■ To do ■
Your output should be each line from the material below that has the word "kissing".

-------------------------

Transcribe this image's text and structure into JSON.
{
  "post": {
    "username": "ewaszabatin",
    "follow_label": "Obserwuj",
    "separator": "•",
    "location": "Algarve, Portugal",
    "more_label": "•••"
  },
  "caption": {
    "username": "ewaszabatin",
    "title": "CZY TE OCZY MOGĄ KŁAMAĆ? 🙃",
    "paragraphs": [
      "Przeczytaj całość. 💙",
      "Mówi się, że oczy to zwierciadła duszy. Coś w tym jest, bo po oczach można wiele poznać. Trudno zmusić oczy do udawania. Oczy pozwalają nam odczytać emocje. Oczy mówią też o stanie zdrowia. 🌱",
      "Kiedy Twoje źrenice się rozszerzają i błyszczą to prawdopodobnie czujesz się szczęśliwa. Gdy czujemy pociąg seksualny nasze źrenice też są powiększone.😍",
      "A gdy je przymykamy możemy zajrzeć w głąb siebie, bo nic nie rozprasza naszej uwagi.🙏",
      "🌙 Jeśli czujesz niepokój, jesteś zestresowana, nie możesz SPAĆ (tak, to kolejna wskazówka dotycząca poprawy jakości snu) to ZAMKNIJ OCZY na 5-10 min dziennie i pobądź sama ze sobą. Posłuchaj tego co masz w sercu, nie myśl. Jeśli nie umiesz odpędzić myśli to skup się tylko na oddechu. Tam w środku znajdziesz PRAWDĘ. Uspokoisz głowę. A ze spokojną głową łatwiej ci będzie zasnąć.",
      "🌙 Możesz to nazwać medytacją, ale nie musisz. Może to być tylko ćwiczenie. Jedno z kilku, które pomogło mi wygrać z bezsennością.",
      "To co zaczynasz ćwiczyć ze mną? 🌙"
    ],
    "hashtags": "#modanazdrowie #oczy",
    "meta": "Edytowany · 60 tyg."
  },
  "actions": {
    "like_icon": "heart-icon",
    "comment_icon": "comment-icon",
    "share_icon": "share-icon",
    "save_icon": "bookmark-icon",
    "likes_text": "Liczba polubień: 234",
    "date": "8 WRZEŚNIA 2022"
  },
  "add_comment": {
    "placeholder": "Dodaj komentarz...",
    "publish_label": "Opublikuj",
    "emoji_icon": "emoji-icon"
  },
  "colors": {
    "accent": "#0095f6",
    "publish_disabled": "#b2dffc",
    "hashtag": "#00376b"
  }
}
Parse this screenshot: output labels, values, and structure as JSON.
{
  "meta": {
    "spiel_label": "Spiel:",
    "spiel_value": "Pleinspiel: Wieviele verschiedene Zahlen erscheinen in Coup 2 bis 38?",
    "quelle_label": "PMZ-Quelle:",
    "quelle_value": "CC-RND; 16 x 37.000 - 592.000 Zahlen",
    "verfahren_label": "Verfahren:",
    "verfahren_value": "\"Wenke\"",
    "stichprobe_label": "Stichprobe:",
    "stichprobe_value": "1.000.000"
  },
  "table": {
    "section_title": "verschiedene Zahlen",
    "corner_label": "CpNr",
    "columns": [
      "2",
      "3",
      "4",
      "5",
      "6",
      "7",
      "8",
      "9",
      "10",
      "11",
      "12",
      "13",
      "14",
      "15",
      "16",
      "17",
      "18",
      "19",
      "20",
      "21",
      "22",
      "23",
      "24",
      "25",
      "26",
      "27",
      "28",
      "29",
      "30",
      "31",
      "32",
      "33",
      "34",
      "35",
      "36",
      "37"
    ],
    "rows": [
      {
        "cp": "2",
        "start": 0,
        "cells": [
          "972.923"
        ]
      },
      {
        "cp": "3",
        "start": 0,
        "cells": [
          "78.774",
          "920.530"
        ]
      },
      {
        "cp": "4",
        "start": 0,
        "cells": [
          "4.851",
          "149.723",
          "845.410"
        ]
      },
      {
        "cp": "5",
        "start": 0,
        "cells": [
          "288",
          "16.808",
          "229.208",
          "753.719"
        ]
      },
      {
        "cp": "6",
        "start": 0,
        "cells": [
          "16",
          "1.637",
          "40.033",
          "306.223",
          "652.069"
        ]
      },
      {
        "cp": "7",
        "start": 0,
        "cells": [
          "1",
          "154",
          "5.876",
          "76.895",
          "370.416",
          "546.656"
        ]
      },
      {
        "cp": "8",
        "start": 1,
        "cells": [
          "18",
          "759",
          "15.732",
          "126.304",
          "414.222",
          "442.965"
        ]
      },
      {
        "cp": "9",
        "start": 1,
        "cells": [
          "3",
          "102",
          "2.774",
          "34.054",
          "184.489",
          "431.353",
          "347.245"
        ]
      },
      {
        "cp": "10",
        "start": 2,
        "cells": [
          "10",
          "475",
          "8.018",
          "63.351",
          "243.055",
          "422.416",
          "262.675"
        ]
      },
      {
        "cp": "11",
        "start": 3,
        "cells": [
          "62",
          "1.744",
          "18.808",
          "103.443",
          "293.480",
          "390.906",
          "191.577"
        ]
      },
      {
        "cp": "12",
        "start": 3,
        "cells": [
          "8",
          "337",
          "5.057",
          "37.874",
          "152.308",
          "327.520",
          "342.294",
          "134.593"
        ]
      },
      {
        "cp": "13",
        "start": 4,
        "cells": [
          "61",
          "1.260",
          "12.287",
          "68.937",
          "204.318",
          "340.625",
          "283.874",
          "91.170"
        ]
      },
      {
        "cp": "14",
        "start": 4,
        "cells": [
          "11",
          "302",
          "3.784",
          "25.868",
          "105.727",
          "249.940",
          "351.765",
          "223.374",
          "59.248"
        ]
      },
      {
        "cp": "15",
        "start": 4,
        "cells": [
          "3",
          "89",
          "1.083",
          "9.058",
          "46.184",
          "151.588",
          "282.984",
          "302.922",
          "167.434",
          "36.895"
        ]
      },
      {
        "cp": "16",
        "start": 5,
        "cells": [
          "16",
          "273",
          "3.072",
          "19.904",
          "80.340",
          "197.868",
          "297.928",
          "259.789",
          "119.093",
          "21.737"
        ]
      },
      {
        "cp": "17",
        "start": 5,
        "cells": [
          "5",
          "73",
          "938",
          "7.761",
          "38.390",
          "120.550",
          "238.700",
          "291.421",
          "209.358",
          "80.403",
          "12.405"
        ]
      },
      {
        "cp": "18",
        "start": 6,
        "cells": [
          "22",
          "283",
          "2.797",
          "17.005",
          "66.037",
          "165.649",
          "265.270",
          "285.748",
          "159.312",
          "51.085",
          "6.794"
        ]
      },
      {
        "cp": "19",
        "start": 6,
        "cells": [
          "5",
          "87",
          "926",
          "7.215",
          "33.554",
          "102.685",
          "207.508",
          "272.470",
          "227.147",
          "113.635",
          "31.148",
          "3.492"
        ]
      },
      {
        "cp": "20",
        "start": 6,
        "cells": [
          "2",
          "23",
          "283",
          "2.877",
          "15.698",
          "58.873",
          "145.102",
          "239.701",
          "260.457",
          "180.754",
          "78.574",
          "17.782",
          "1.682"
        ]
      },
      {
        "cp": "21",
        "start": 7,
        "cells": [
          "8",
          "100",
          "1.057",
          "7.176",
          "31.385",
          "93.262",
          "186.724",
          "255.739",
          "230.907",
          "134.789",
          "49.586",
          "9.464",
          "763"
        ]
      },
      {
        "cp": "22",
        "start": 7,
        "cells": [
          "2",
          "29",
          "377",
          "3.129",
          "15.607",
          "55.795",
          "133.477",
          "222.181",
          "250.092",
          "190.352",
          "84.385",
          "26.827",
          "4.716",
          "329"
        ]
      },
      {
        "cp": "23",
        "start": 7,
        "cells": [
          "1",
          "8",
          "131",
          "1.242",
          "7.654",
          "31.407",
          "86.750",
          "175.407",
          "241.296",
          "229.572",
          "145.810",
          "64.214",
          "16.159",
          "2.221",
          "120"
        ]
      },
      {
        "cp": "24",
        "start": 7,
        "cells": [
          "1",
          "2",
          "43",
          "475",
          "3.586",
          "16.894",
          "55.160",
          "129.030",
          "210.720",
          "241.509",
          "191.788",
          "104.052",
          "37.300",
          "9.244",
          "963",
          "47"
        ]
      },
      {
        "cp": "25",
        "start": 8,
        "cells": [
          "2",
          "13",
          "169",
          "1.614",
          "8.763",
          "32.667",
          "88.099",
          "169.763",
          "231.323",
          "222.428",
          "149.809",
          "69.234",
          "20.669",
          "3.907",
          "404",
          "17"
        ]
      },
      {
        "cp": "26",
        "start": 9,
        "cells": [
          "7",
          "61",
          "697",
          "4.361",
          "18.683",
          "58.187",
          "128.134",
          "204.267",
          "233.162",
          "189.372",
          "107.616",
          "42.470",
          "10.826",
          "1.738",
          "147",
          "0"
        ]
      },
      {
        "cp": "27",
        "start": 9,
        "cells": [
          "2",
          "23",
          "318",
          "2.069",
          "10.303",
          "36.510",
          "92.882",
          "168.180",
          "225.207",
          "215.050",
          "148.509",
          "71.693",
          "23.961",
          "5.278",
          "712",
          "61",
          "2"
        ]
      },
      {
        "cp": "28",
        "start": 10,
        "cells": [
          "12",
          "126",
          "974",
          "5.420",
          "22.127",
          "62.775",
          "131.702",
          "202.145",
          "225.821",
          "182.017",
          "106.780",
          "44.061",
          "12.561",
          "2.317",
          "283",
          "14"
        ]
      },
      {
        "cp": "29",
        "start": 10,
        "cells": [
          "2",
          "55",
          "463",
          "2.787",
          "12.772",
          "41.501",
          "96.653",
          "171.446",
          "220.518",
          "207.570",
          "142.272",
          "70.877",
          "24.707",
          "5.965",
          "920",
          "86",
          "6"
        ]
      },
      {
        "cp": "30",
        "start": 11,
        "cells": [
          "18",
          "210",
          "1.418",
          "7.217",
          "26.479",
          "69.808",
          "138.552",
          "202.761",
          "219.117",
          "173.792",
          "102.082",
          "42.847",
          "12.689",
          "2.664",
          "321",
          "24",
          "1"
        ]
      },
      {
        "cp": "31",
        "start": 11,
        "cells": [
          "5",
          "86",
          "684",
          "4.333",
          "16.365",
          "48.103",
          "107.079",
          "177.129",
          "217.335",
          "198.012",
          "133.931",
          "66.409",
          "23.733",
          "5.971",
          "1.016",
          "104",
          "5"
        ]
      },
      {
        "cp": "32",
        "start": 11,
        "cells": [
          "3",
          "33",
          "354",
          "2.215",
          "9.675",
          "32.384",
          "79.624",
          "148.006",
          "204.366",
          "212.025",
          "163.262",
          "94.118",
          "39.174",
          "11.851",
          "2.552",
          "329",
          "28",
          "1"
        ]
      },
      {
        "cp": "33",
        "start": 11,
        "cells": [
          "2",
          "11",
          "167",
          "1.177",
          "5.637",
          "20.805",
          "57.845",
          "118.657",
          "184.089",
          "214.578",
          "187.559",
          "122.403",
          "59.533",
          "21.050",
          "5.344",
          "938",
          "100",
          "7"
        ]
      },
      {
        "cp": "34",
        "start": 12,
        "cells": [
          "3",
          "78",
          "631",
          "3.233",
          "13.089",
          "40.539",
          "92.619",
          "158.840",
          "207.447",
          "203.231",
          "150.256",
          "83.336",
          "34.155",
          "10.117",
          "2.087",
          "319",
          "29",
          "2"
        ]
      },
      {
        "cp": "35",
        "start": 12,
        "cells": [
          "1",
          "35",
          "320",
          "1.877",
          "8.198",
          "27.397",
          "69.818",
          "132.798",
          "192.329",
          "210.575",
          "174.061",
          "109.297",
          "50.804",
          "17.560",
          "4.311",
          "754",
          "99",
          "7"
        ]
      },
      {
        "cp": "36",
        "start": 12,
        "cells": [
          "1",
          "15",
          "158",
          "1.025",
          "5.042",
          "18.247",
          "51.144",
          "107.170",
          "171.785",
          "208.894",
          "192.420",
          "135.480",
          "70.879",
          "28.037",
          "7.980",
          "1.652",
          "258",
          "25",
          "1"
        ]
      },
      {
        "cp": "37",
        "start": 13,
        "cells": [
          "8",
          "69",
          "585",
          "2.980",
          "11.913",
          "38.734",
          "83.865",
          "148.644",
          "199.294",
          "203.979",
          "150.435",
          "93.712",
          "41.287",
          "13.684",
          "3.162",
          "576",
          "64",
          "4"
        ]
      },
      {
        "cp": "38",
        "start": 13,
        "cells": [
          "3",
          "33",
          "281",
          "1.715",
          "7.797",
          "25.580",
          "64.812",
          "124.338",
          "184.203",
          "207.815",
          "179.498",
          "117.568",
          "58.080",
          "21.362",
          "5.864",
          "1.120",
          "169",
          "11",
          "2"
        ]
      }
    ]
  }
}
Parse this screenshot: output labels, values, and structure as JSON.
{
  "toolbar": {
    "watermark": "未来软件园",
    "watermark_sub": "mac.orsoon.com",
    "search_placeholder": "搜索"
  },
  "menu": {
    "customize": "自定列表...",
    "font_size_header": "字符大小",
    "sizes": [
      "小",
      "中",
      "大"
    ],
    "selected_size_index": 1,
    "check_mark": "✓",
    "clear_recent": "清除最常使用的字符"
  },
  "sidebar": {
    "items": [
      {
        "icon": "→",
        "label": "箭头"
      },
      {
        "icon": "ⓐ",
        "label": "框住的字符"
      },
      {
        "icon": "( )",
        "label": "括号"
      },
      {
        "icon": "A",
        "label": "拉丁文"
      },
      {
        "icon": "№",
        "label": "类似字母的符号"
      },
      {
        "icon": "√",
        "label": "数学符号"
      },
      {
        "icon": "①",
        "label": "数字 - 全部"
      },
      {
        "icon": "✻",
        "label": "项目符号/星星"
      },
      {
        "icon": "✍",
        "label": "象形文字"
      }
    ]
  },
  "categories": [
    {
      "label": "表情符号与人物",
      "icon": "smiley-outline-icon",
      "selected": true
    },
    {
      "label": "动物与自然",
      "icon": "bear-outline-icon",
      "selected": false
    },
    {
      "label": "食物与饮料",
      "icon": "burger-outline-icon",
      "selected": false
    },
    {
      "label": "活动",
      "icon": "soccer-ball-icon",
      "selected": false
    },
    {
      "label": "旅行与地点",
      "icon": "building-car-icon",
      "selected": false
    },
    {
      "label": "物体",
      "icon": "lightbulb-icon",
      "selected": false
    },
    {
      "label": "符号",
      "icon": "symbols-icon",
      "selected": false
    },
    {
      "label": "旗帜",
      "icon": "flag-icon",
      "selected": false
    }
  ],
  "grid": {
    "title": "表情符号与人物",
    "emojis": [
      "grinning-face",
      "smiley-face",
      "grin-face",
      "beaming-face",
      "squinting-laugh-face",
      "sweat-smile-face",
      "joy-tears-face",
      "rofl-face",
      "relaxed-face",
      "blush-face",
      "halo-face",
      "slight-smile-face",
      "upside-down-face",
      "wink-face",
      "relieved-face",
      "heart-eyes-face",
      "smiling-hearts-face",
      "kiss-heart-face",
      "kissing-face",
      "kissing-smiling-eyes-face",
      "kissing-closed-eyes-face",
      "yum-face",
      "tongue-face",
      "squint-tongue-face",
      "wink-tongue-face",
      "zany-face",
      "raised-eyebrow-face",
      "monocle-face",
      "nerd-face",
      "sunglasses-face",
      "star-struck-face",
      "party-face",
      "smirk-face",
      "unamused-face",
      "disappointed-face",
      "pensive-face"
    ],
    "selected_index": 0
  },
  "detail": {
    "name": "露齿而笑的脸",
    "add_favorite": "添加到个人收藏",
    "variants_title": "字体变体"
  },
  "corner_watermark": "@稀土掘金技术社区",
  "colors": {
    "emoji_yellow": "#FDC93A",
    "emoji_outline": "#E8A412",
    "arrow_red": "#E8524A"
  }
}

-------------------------

■ The completed task ■
      "kissing-face",
      "kissing-smiling-eyes-face",
      "kissing-closed-eyes-face",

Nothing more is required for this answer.